Staff Pick

96

96: Caught In The Grips

Caught In The Grips (2013)

Hotfoot


4
It's great to see a band tagged with the hardcore punk label live up to it, and 96 justify their tag fully with Caught In The Grips. It feels like you're actually caught in the crossfire of their energy and vibrance on a ride laced with racy hooks and simply beastly guitar work. Their infectious rif...

It's great to see a band tagged with the hardcore punk label live up to it, and 96 justify their tag fully with Caught In The Grips. It feels like you're actually caught in the crossfire of their energy and vibrance on a ride laced with racy hooks and simply beastly guitar work. Their infectious riffs and hard-hitting stance is more than enough to leave you wondering how a band with such a small name, no pun intended, could pack a record with this much venom in just under 20 minutes.

"Had Enough" allows the gents a small spot for you to sample just what they want to lay out with the opener and it showed why this Essex County ensemble deserves such a following. They take hardcore and expound on the term brilliantly. After cutting teeth on the opening track, the adrenaline harnessed on "Fast Money" and "Hard Luck" barely leaves time for you to catch your breath. The fervent pace, flashy solos and flair show why Marc Gurducci and Pat DeFrancisci knew what they were doing when they decided to throw their metal influences in the guitar mix.

I scraped up some of their older songs and it was clear they needed that little nudge to catapult them into the spotlight and this album proves to be just that. Cory Donahue's vocal style and hardcore delivery is tops. It's legible and matches so well with the instrumentation. Steve Cieri's drums are that pounding exclamation mark on why you need to take note. It punctuates the essence of hardcore perfectly when you roll around to the quickfire shots of "Stray Dogs" and "Dried Up," there's a subtle finesse of Slipknot and Biohazard influence embedded.
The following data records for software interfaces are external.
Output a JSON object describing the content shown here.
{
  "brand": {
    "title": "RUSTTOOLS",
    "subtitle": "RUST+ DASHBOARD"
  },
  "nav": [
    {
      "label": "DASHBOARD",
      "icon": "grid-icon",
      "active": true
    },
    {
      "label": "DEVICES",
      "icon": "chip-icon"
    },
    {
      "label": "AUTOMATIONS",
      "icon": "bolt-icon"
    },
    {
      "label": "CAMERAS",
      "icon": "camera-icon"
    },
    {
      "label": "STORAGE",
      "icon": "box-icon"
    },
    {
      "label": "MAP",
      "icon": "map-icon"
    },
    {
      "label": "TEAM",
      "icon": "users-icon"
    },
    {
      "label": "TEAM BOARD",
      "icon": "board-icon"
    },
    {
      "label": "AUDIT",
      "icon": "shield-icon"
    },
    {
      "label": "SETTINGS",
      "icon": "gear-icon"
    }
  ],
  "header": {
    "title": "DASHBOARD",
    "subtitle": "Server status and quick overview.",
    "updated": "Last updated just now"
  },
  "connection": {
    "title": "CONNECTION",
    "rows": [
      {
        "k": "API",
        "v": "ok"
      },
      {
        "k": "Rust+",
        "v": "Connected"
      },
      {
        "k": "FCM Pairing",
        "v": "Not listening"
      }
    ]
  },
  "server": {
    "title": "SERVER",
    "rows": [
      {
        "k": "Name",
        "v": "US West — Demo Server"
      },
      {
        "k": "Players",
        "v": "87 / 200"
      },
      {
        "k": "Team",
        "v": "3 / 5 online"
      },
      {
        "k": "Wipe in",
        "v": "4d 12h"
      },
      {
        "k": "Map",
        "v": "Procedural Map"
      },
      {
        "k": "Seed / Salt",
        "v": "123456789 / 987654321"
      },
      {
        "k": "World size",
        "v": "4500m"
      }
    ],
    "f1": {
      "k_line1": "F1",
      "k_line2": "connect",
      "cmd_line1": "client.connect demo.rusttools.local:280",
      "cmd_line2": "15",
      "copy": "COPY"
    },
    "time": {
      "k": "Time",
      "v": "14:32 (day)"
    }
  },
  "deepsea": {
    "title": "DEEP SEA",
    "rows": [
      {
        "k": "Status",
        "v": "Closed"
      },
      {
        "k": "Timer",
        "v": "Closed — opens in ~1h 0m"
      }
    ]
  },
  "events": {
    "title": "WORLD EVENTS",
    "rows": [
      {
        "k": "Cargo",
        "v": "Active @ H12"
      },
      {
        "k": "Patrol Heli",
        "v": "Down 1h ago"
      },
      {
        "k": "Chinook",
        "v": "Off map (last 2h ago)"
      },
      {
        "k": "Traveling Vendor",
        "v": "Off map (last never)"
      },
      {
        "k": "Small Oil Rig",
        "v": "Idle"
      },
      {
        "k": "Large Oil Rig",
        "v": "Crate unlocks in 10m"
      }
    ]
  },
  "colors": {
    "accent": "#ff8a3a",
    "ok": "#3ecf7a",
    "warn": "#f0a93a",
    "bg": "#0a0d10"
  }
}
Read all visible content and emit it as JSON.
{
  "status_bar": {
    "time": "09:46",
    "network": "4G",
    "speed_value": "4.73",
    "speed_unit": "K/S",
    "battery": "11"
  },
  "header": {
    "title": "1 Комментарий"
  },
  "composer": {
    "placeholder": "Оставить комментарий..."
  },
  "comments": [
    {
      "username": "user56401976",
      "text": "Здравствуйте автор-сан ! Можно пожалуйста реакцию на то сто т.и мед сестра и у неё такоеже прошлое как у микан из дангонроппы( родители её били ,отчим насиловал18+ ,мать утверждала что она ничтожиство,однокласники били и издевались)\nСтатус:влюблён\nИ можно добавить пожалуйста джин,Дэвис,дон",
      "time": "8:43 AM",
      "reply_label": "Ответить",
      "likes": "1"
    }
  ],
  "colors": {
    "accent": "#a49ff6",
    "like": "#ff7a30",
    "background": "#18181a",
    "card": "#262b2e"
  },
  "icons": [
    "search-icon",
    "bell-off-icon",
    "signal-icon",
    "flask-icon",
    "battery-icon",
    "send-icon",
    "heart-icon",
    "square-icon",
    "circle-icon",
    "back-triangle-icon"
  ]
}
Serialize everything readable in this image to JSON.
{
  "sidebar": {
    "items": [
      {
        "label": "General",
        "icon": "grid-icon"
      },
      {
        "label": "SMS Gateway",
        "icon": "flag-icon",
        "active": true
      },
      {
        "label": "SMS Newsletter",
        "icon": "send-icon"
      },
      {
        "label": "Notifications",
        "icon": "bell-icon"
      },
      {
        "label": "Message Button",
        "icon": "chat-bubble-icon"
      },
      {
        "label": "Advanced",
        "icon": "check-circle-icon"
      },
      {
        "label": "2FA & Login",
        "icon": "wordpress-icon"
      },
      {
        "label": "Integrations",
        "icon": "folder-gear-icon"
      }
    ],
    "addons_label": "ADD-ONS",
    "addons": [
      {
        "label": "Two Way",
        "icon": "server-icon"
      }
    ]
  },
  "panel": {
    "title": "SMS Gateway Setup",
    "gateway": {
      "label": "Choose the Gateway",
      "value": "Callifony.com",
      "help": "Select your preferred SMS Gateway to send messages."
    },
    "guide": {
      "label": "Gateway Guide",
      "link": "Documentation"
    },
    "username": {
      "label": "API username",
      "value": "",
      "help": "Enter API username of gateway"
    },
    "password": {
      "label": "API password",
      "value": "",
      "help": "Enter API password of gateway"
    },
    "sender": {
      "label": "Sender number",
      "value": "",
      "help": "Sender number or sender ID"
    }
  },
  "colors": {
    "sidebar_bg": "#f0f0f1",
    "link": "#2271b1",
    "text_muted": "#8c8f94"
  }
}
Building to the end, there's great focus on "Sixteen Inches" that sums up what the quintet's about. The ferocity and solid flow to their music are distributed evenly throughout the record, from the shortest tracks to the slightly lengthier ones. If you're looking to get engrossed into a System of a Down-esque vibe, "Iced Tea" offers you that meandering road to follow...and I don't mean that in a bad way. This record's one-part action, one-part fury and one-part 'ready to rip your throat out.' Definitely one you don't wanna miss.